5th wicket: 405 runs, Sid Barnes and Don Bradman. An Australian opener with one of the game’s best record - though he played just 13 Tests - and the game’s greatest ever player joined together at 4/159 against England a year after the end of World War Two, and subsequently put together 405 runs together. Both were ultimately dismissed for 234.
6th wicket: 399 runs, Ben Stokes and Jonny Bairstow. The most recent of these records, these two Englishmen fell just a run short of a 400 run stand when they faced South Africa in Cape Town in the first Test of 2016.
7th wicket: 347 runs, Denis Atkinson and Clairmont Depeiaza. 1955 was clearly the year for 7th wicket partnerships. This is the stand that kept Holder and Dowrich out of top place for the 7th wicket partnership record - along with War Hasan and Imtiaz Ahmed.
8th wicket: 332 runs, Jonathan Trott and Stuart Broad. Against Pakistan back in 2010, England were struggling at 7/102 in the first innings before Broad came out and scored 169 alongside first drop Jonathan Trott, who finished on 184.
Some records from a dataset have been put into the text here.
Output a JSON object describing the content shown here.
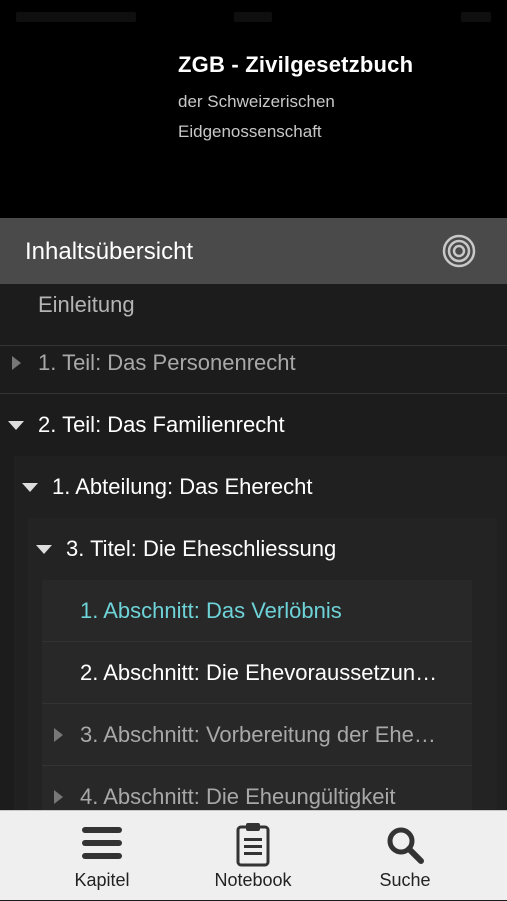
{
  "header": {
    "title": "ZGB - Zivilgesetzbuch",
    "subtitle_line1": "der Schweizerischen",
    "subtitle_line2": "Eidgenossenschaft"
  },
  "toc": {
    "title": "Inhaltsübersicht",
    "icon": "target-icon"
  },
  "items": [
    {
      "label": "Einleitung",
      "arrow": "none",
      "color": "#b4b4b4"
    },
    {
      "label": "1. Teil: Das Personenrecht",
      "arrow": "right",
      "color": "#a8a8a8"
    },
    {
      "label": "2. Teil: Das Familienrecht",
      "arrow": "down",
      "color": "#ffffff"
    },
    {
      "label": "1. Abteilung: Das Eherecht",
      "arrow": "down",
      "color": "#ffffff"
    },
    {
      "label": "3. Titel: Die Eheschliessung",
      "arrow": "down",
      "color": "#ffffff"
    },
    {
      "label": "1. Abschnitt: Das Verlöbnis",
      "arrow": "none",
      "color": "#6ed3d8"
    },
    {
      "label": "2. Abschnitt: Die Ehevoraussetzun…",
      "arrow": "none",
      "color": "#ffffff"
    },
    {
      "label": "3. Abschnitt: Vorbereitung der Ehe…",
      "arrow": "right",
      "color": "#a8a8a8"
    },
    {
      "label": "4. Abschnitt: Die Eheungültigkeit",
      "arrow": "right",
      "color": "#a8a8a8"
    }
  ],
  "tabs": [
    {
      "label": "Kapitel",
      "icon": "menu-icon"
    },
    {
      "label": "Notebook",
      "icon": "clipboard-icon"
    },
    {
      "label": "Suche",
      "icon": "search-icon"
    }
  ],
  "colors": {
    "accent": "#6ed3d8",
    "header_bg": "#000000",
    "toc_bar_bg": "#4a4a4a"
  }
}
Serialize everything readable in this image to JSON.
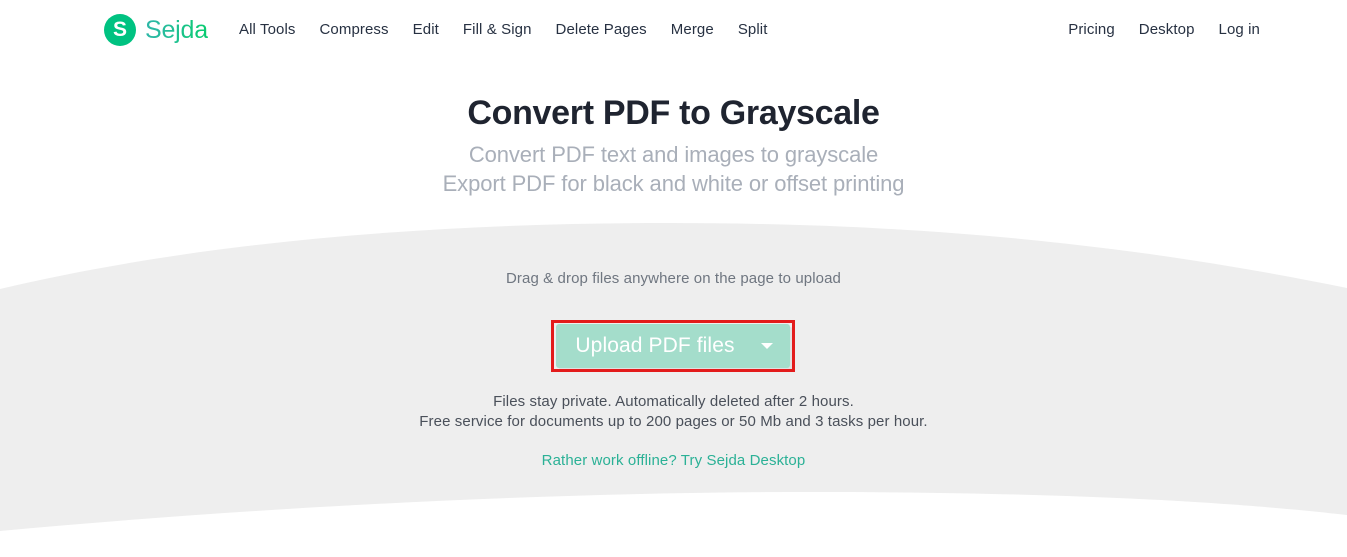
{
  "header": {
    "logo": {
      "mark_letter": "S",
      "wordmark": "Sejda",
      "mark_color": "#00c281",
      "word_gradient_from": "#2fb6a8",
      "word_gradient_to": "#05cb6e"
    },
    "nav_left": [
      {
        "label": "All Tools"
      },
      {
        "label": "Compress"
      },
      {
        "label": "Edit"
      },
      {
        "label": "Fill & Sign"
      },
      {
        "label": "Delete Pages"
      },
      {
        "label": "Merge"
      },
      {
        "label": "Split"
      }
    ],
    "nav_right": [
      {
        "label": "Pricing"
      },
      {
        "label": "Desktop"
      },
      {
        "label": "Log in"
      }
    ]
  },
  "hero": {
    "title": "Convert PDF to Grayscale",
    "subtitle_line1": "Convert PDF text and images to grayscale",
    "subtitle_line2": "Export PDF for black and white or offset printing"
  },
  "upload": {
    "drag_hint": "Drag & drop files anywhere on the page to upload",
    "button_label": "Upload PDF files",
    "button_caret_icon": "chevron-down-icon",
    "button_color": "#a4ddcb",
    "highlight_color": "#e31b1b"
  },
  "notes": {
    "line1": "Files stay private. Automatically deleted after 2 hours.",
    "line2": "Free service for documents up to 200 pages or 50 Mb and 3 tasks per hour.",
    "offline_link": "Rather work offline? Try Sejda Desktop",
    "link_color": "#2bb196"
  },
  "decor": {
    "band_color": "#eeeeee"
  }
}
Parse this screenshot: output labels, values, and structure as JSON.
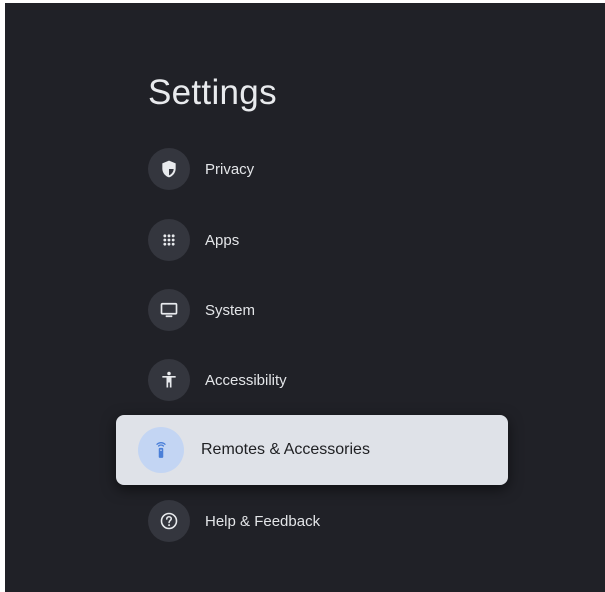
{
  "header": {
    "title": "Settings"
  },
  "menu": {
    "items": [
      {
        "label": "Privacy",
        "icon": "shield-icon",
        "selected": false
      },
      {
        "label": "Apps",
        "icon": "apps-grid-icon",
        "selected": false
      },
      {
        "label": "System",
        "icon": "monitor-icon",
        "selected": false
      },
      {
        "label": "Accessibility",
        "icon": "accessibility-icon",
        "selected": false
      },
      {
        "label": "Remotes & Accessories",
        "icon": "remote-icon",
        "selected": true
      },
      {
        "label": "Help & Feedback",
        "icon": "help-icon",
        "selected": false
      }
    ]
  },
  "colors": {
    "background": "#202127",
    "icon_circle": "#34363e",
    "selected_background": "#dfe2e8",
    "selected_icon_circle": "#c3d5f3",
    "accent": "#4a7fd8"
  }
}
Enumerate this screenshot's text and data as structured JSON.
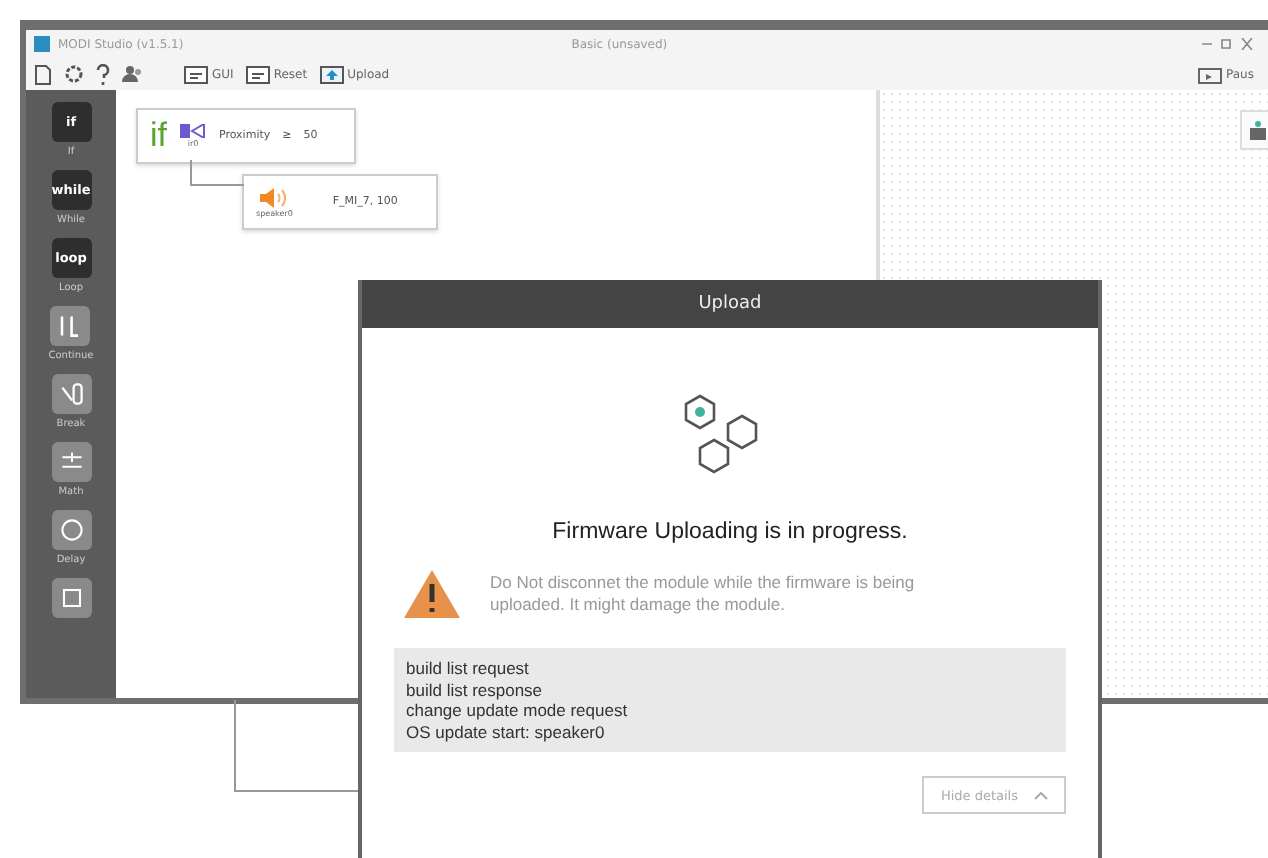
{
  "window": {
    "title": "MODI Studio (v1.5.1)",
    "document": "Basic (unsaved)"
  },
  "toolbar": {
    "buttons": [
      {
        "kind": "gui",
        "label": "GUI"
      },
      {
        "kind": "reset",
        "label": "Reset"
      },
      {
        "kind": "upload",
        "label": "Upload"
      }
    ],
    "pause_label": "Paus"
  },
  "sidebar": {
    "items": [
      {
        "kind": "word",
        "glyph": "if",
        "label": "If"
      },
      {
        "kind": "word",
        "glyph": "while",
        "label": "While"
      },
      {
        "kind": "word",
        "glyph": "loop",
        "label": "Loop"
      },
      {
        "kind": "continue",
        "label": "Continue"
      },
      {
        "kind": "break",
        "label": "Break"
      },
      {
        "kind": "math",
        "label": "Math"
      },
      {
        "kind": "delay",
        "label": "Delay"
      },
      {
        "kind": "more"
      }
    ]
  },
  "blocks": [
    {
      "kind": "if",
      "keyword": "if",
      "module": "ir0",
      "condition": "Proximity",
      "operator": "≥",
      "value": "50"
    },
    {
      "kind": "speaker",
      "module": "speaker0",
      "value": "F_MI_7, 100"
    }
  ],
  "dialog": {
    "title": "Upload",
    "heading": "Firmware Uploading is in progress.",
    "warning": "Do Not disconnet the module while the firmware is being uploaded. It might damage the module.",
    "log": [
      "build list request",
      "build list response",
      "change update mode request",
      "OS update start: speaker0"
    ],
    "details_button": "Hide details"
  }
}
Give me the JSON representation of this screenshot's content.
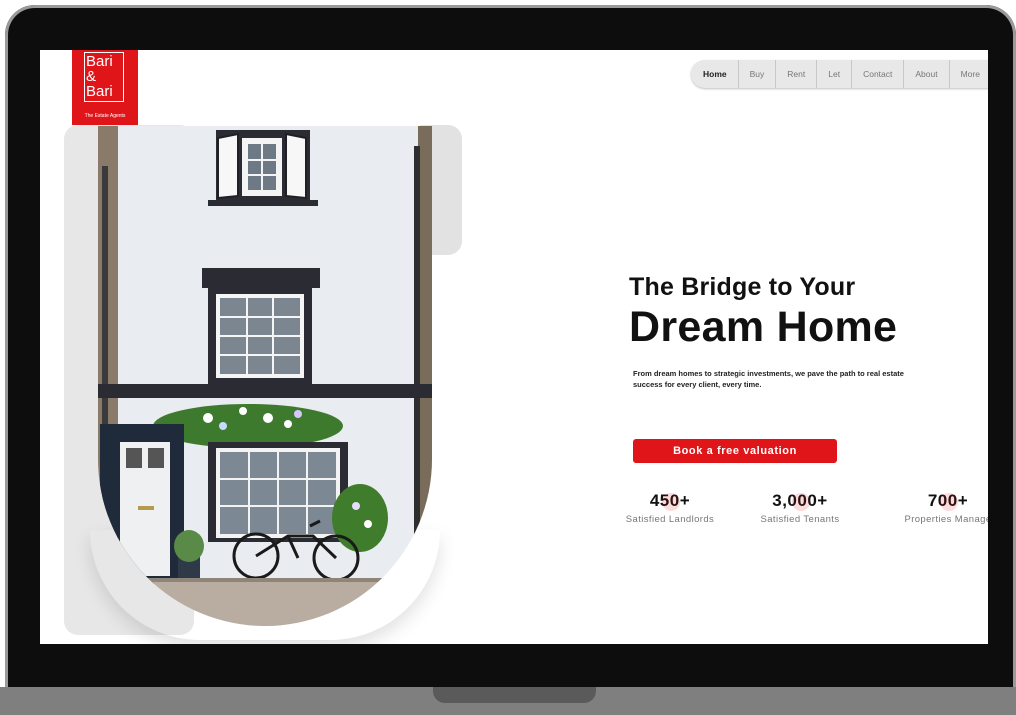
{
  "logo": {
    "line1": "Bari",
    "line2": "&",
    "line3": "Bari",
    "tagline": "The Estate Agents",
    "color": "#e0151a"
  },
  "nav": {
    "items": [
      "Home",
      "Buy",
      "Rent",
      "Let",
      "Contact",
      "About",
      "More"
    ]
  },
  "hero": {
    "title_small": "The Bridge to Your",
    "title_big": "Dream Home",
    "description": "From dream homes to strategic investments, we pave the path to real estate success for every client, every time.",
    "cta_label": "Book a free valuation"
  },
  "stats": [
    {
      "value": "450+",
      "label": "Satisfied Landlords"
    },
    {
      "value": "3,000+",
      "label": "Satisfied Tenants"
    },
    {
      "value": "700+",
      "label": "Properties Manage"
    }
  ],
  "colors": {
    "accent": "#e0151a",
    "frame": "#0d0d0d"
  }
}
9th wicket: 195 runs, Marc Boucher and Pat Symcox. Surprisingly, this record breaking 9th wicket partnership saw the number ten batsman score the bulk of the runs. Simcox accumulated 108 off 157 balls before being dismissed, while Boucher managed 78.
10th wicket: 198 runs, Joe Root and James Anderson. In one of the great anomalies in cricket history, James Anderson, one of the game’s greatest bowlers but number 11 throughout his career for a very good reason, entered the crease at 9/298 against India with Joe Root still batting. Root ended unbeaten on 154 while Anderson incredibly compiled 81, his highest Test score and a record that it’s safe to say he’ll never break.
Unsurprisingly, most of these partnerships resulted in at least victories for the team which scored them, and at the worst draws. The West Indies, currently in a very difficult period in their Test history, will be hoping for the same. Perhaps I’ve jumped the gun and we’ll see England chase down the 628 which the West Indies set largely on the back of this incredible partnership, but it’s fair to say, at this stage of the match, you’d rather be the home team.